TASK BRIEF
Please copy every line of the data in which the string "Device" appears.
***** SUPPLIED DATA *****
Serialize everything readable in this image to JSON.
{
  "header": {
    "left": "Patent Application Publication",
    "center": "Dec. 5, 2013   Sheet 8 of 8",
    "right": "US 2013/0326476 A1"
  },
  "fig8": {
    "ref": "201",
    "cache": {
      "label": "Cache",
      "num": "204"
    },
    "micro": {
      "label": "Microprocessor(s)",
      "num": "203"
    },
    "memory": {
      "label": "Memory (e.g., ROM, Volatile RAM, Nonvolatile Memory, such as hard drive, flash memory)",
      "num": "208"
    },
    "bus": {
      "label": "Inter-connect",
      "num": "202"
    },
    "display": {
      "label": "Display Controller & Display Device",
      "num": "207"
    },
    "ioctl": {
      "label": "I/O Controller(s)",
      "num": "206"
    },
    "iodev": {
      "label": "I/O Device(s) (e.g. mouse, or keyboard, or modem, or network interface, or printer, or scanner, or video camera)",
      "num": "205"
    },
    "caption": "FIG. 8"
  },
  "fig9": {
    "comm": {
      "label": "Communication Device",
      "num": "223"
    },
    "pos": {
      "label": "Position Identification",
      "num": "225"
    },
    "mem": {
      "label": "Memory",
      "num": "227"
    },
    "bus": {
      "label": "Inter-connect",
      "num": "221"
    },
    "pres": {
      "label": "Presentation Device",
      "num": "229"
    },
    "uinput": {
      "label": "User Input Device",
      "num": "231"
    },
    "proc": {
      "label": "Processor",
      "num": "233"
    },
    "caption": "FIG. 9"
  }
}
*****
ANSWER SPACE
      "label": "Display Controller & Display Device",
      "label": "I/O Device(s) (e.g. mouse, or keyboard, or modem, or network interface, or printer, or scanner, or video camera)",
      "label": "Communication Device",
      "label": "Presentation Device",
      "label": "User Input Device",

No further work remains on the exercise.